In fact, many school administrators are finding that distance learning often doesn’t live up to the promises, and there is little concrete evidence on distance learning’s effectiveness in the classroom.
The author’s attempt to find serious documentation that validated distance learning’s promises usually resulted in reports that merely described programs, not their efficacydocumentation of equipment preferences and numbers of students abounded, but there was barely anything with comparative data on student achievement.
What the author did find was plenty of first-hand evidence that distance learning has a long way to go: from a school where technology glitches and busy signals interrupted class, to students who spent most of their time vandalizing the distance-learning hardware, to teachers who simply aren’t trained to teach effectively in front of a camera.
The author also includes the web site address (http://www.uwex.edu/disted/cybela.htm) of a report by a University of Wisconsin distance education specialist who gives suggestions and a list of resources for those trying to implement distance learning programs.
Educational Leadership, May 1998, p. 71
The challenges of wiring schools in rural, economically underdeveloped areas are considerable. But the residents and students in rural Christopher, Ill., are enjoying the effects of two community-based technology programs.
Marla Harp, the architect of the program and technology coordinator for the regional education office that includes the Christopher High School District, says their award-winning technology programs depended on a strong vision, an army of volunteers, and these key ingredients: community involvement, engaged learning, professional development, and successful technology deployment.
The most difficult parts of the plan, according to Harp, were the engaged learning and professional development components. These required not only making students and teachers computer-literate, but also integrating those new skills successfully into the school’s curriculum.
T.H.E. Journal, June 1998, p. 14A
Few people can foresee all the steps involved in building a school’s technology infrastructure, but this detailed article by Eddie Esquivel, a telecom specialist with the Texas Dept. of Information Resources, goes through those steps with great specificity.
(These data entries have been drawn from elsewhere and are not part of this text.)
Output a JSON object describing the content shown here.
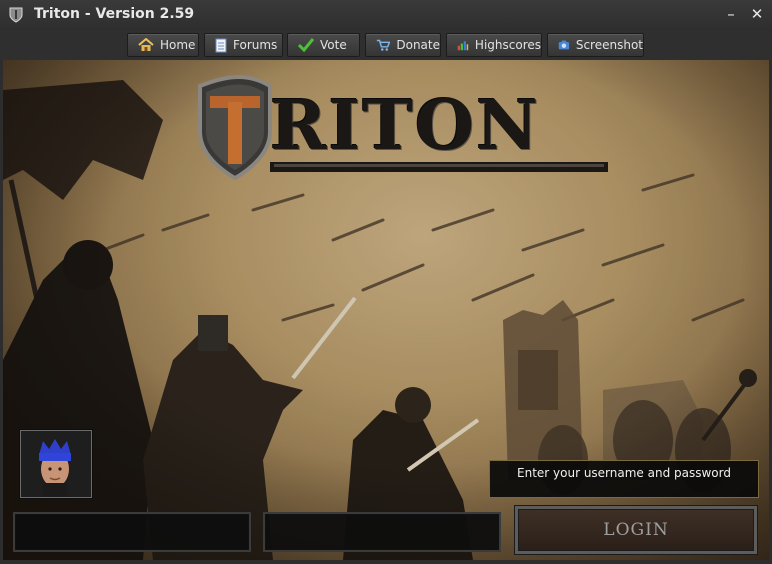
{
  "window": {
    "title": "Triton - Version 2.59",
    "minimize_label": "–",
    "close_label": "✕",
    "icon": "shield-icon"
  },
  "nav": [
    {
      "label": "Home",
      "icon": "home-icon"
    },
    {
      "label": "Forums",
      "icon": "document-icon"
    },
    {
      "label": "Vote",
      "icon": "checkmark-icon"
    },
    {
      "label": "Donate",
      "icon": "cart-icon"
    },
    {
      "label": "Highscores",
      "icon": "bar-chart-icon"
    },
    {
      "label": "Screenshot",
      "icon": "camera-icon"
    }
  ],
  "logo": {
    "text": "RITON",
    "letter": "T"
  },
  "login": {
    "message": "Enter your username and password",
    "username_value": "",
    "password_value": "",
    "button_label": "LOGIN"
  },
  "colors": {
    "titlebar_bg": "#2e2e2e",
    "login_button_bg": "#3a2c22",
    "message_border": "#7a6a3d"
  }
}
But before you sweat the details of wiring, Esquivel says planning is the most crucial step in building the technology infrastructure. Without it, your school could end up wasting valuable time and money. Esquivel recommends:
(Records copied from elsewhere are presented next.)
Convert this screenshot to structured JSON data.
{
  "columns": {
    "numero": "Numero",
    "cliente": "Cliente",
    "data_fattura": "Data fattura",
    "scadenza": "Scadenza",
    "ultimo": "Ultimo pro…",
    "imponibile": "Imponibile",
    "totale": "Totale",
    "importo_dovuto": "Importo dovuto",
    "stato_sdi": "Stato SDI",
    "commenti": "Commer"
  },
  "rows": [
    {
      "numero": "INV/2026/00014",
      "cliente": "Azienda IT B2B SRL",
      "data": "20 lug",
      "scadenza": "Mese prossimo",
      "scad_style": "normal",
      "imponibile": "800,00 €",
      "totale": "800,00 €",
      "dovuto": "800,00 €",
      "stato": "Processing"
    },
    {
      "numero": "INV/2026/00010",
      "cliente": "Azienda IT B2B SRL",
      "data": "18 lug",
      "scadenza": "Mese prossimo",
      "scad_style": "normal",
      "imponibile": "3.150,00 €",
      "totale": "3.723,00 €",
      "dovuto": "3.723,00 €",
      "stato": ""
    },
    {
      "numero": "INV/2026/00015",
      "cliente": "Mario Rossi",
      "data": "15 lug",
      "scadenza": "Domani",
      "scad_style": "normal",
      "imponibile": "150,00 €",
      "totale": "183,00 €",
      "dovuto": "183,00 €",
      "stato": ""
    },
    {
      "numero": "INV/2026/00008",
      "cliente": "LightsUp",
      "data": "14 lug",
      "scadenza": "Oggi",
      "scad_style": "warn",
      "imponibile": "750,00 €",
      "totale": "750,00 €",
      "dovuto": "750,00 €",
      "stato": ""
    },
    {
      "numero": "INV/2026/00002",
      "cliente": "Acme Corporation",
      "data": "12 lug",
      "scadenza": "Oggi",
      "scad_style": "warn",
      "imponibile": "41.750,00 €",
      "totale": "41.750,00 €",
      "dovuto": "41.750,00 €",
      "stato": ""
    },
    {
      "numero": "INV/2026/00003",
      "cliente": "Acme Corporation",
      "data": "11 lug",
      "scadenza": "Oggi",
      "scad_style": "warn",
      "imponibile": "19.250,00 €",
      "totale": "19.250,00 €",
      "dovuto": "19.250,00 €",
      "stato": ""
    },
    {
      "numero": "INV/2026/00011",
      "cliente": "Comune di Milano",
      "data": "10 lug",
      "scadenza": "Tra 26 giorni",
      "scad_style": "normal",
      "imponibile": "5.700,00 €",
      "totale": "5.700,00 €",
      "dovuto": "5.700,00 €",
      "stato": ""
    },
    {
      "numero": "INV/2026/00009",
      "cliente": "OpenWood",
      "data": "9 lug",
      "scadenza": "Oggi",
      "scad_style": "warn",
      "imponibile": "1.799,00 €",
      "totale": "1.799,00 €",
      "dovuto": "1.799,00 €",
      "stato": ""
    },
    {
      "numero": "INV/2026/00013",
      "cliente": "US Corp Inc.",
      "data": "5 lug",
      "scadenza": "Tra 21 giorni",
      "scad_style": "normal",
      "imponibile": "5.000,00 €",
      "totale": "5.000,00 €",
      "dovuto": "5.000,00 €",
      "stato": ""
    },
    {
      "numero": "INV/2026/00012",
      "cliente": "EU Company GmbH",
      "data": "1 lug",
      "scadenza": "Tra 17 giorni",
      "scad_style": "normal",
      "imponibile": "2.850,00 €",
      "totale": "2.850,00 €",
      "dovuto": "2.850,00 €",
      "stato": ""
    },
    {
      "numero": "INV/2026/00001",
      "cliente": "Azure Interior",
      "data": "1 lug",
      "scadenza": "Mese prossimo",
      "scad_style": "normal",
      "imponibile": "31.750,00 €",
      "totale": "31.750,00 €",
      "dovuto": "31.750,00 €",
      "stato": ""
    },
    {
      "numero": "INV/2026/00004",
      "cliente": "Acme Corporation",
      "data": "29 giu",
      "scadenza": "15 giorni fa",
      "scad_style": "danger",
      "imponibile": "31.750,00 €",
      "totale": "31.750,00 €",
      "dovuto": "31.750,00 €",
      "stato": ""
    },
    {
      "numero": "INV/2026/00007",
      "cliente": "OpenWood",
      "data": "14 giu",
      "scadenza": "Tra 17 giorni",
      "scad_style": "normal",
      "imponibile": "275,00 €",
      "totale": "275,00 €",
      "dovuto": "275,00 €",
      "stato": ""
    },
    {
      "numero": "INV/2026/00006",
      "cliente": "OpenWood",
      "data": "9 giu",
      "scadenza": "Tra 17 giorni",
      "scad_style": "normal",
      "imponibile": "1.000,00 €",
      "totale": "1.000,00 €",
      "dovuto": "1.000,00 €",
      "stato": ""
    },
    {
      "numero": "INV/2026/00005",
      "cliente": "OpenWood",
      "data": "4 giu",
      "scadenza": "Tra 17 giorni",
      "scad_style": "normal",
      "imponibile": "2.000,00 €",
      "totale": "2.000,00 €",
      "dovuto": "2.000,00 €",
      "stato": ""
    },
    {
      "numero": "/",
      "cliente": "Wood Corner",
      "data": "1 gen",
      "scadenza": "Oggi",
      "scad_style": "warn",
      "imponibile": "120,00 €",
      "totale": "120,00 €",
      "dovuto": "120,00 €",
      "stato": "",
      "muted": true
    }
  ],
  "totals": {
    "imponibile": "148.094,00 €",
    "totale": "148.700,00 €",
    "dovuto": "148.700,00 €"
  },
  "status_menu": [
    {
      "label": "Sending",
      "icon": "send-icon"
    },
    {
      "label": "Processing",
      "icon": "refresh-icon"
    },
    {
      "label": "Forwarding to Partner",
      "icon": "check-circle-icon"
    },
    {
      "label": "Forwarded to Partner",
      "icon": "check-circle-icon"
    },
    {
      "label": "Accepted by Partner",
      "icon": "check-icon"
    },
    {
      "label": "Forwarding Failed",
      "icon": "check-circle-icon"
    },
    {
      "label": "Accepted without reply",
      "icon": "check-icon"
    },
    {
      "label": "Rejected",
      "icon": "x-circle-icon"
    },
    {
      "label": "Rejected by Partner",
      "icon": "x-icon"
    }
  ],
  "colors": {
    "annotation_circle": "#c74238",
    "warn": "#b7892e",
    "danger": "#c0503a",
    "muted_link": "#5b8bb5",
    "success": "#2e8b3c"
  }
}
- a central project manager at the district level to ensure consistent and compatible equipment purchases across schools.
- outlining a school’s particular needs or special circumstances that would impact the type of technology used.
- a strategic plan that discusses long-term goals and missions and includes input from parents and the community.
- agreeing on standardized equipment and platforms (such as PC vs. Macintosh).
Esquivel then explains what makes up the core of a school’s network infrastructure. These are the cabling itself (including inter-building, intra-building, and classroom wiring), network hub equipment, network servers, and Internet connections. Last but not least, you’ll need an administration and support arm to manage the software and hardware, train users, and troubleshoot the system.